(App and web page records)

>>

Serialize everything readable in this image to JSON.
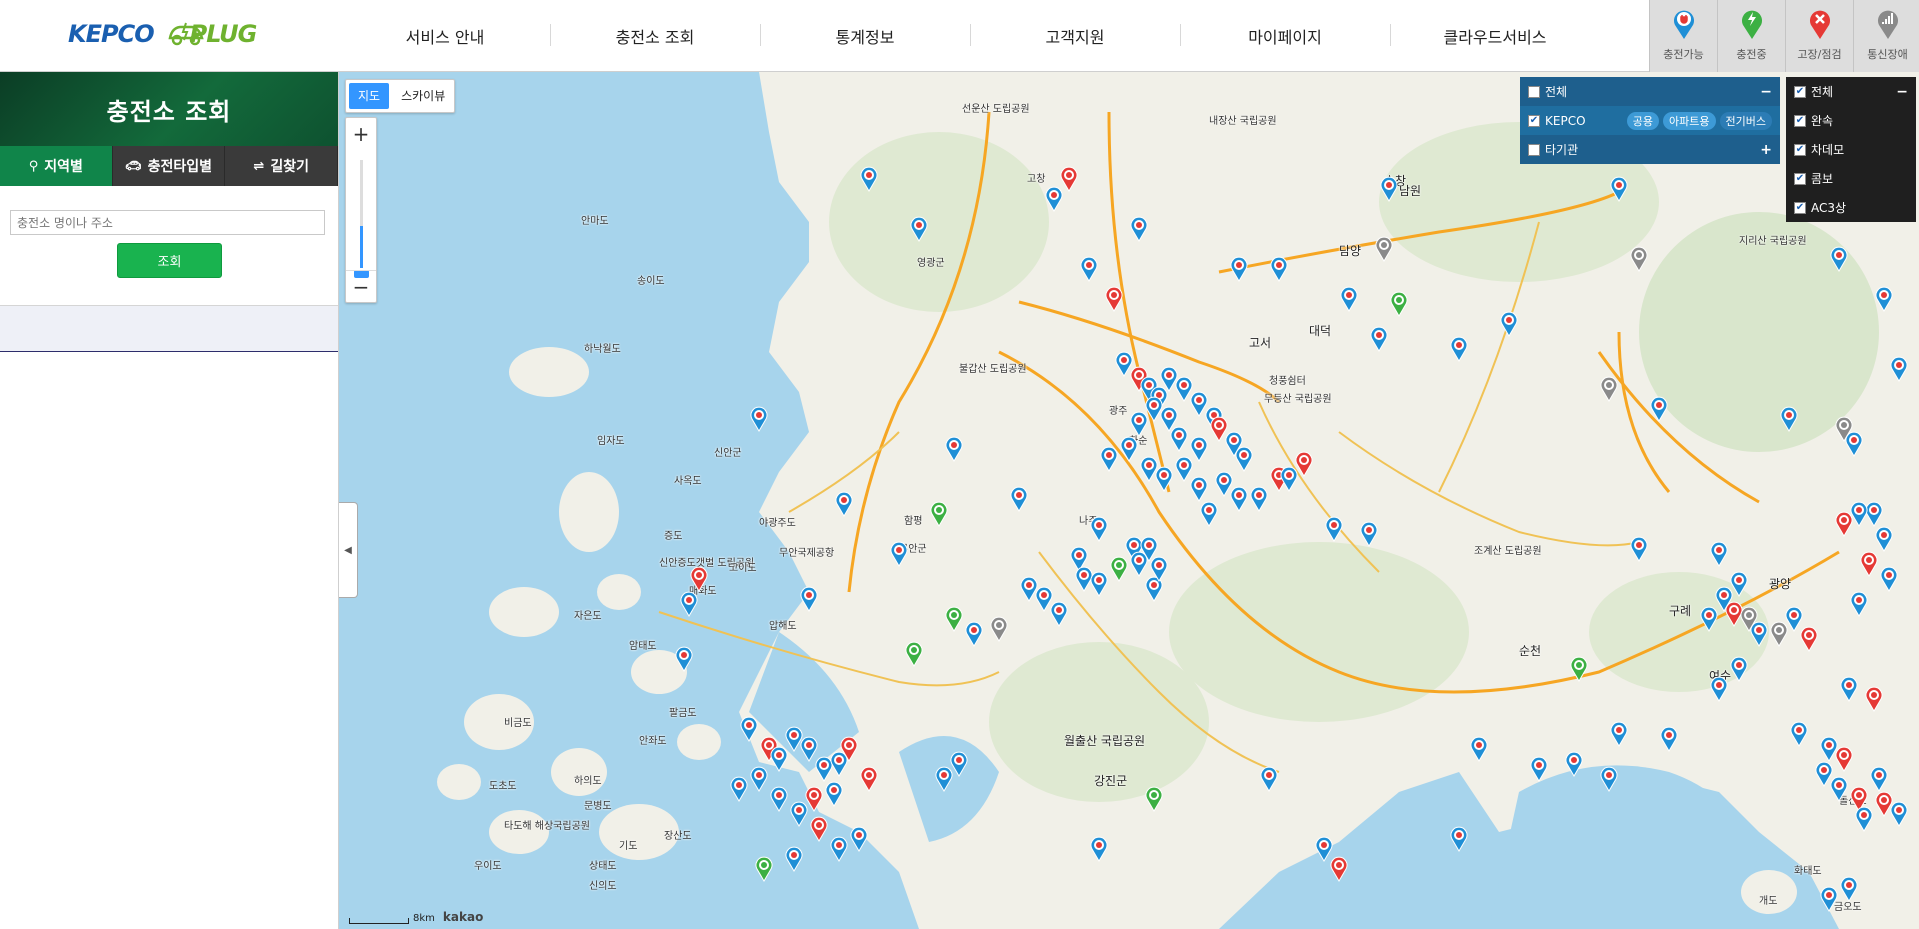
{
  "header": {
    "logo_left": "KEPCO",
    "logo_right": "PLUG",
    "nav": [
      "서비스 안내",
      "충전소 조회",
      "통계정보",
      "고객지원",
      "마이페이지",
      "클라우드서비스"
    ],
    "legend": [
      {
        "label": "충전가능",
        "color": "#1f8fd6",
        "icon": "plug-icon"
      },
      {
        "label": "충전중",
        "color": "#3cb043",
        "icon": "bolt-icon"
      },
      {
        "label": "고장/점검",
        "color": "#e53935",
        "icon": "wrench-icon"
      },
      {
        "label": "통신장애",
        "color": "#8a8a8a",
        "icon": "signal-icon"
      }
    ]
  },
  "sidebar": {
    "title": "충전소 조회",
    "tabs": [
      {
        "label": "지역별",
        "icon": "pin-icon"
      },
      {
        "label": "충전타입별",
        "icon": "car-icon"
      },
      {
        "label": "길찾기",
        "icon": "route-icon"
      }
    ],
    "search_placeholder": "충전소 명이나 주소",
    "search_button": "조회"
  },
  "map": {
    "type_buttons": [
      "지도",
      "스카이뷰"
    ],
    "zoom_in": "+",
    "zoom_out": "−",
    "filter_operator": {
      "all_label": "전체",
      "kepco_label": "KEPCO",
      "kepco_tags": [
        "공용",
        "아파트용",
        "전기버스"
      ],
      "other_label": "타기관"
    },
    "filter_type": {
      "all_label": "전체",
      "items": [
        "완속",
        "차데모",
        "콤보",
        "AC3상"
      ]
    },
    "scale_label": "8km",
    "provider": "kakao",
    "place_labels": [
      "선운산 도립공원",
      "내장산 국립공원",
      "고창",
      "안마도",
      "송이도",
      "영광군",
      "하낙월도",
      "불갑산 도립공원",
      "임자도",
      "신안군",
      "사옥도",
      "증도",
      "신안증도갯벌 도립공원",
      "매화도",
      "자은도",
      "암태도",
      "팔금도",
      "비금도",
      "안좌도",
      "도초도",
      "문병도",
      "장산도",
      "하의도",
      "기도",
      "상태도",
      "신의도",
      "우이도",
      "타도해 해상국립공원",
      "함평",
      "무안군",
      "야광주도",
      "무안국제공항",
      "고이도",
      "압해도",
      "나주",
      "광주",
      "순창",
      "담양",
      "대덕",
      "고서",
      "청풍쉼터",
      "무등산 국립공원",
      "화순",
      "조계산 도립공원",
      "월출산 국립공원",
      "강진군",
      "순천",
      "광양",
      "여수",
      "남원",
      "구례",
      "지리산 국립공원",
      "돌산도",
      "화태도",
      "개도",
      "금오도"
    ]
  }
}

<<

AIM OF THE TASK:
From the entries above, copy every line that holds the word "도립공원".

REPLY:
      "선운산 도립공원",
      "불갑산 도립공원",
      "신안증도갯벌 도립공원",
      "조계산 도립공원",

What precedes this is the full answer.